Your objective: Set down each entry exactly; omit images.

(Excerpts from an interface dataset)
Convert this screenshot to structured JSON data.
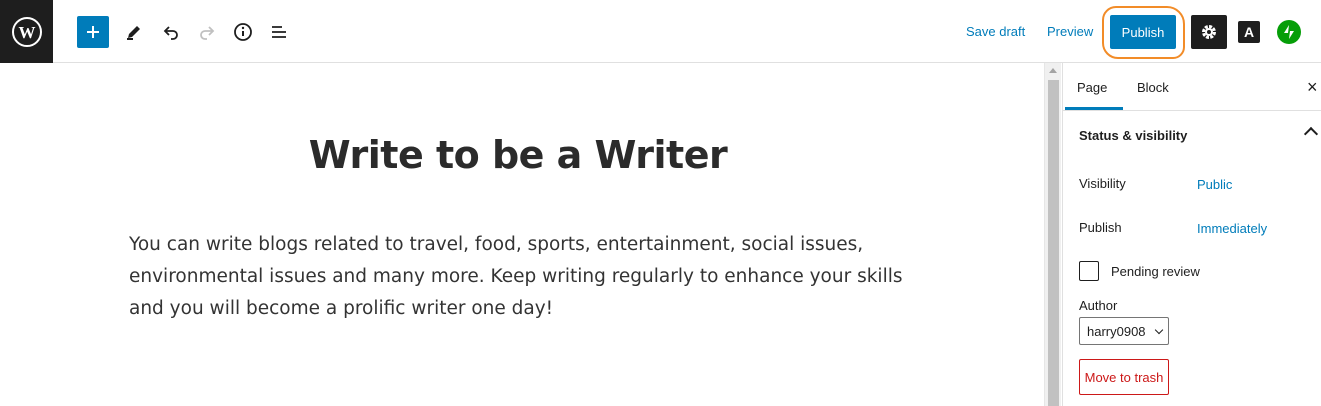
{
  "toolbar": {
    "save_draft_label": "Save draft",
    "preview_label": "Preview",
    "publish_label": "Publish",
    "a_label": "A"
  },
  "post": {
    "title": "Write to be a Writer",
    "body": "You can write blogs related to travel, food, sports, entertainment, social issues, environmental issues and many more. Keep writing regularly to enhance your skills and you will become a prolific writer one day!"
  },
  "sidebar": {
    "tabs": [
      {
        "label": "Page"
      },
      {
        "label": "Block"
      }
    ],
    "close_icon": "×",
    "panel_title": "Status & visibility",
    "visibility_label": "Visibility",
    "visibility_value": "Public",
    "publish_label": "Publish",
    "publish_value": "Immediately",
    "pending_review_label": "Pending review",
    "author_label": "Author",
    "author_value": "harry0908",
    "trash_label": "Move to trash"
  },
  "colors": {
    "accent": "#007cba",
    "highlight_ring": "#f28c28",
    "danger": "#cc1818",
    "jetpack": "#069e08"
  }
}
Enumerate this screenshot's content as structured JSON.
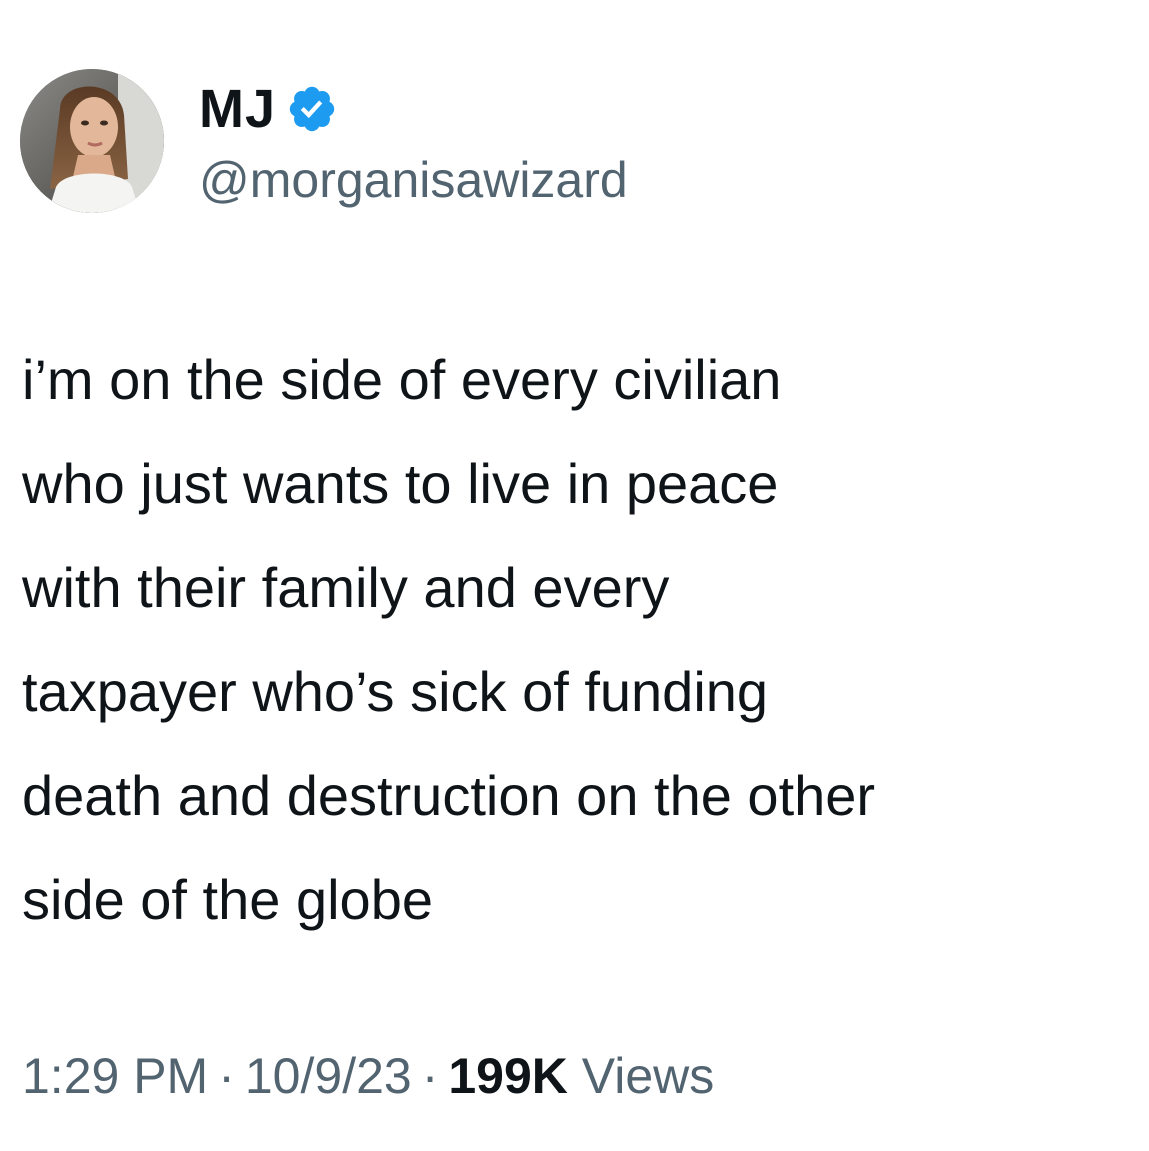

Answer to this problem:
Convert this screenshot to structured JSON data.
{
  "toolbar": {
    "save_draft_label": "Save draft",
    "preview_label": "Preview",
    "publish_label": "Publish",
    "a_label": "A"
  },
  "post": {
    "title": "Write to be a Writer",
    "body": "You can write blogs related to travel, food, sports, entertainment, social issues, environmental issues and many more. Keep writing regularly to enhance your skills and you will become a prolific writer one day!"
  },
  "sidebar": {
    "tabs": [
      {
        "label": "Page"
      },
      {
        "label": "Block"
      }
    ],
    "close_icon": "×",
    "panel_title": "Status & visibility",
    "visibility_label": "Visibility",
    "visibility_value": "Public",
    "publish_label": "Publish",
    "publish_value": "Immediately",
    "pending_review_label": "Pending review",
    "author_label": "Author",
    "author_value": "harry0908",
    "trash_label": "Move to trash"
  },
  "colors": {
    "accent": "#007cba",
    "highlight_ring": "#f28c28",
    "danger": "#cc1818",
    "jetpack": "#069e08"
  }
}
Enumerate this screenshot's content as structured JSON.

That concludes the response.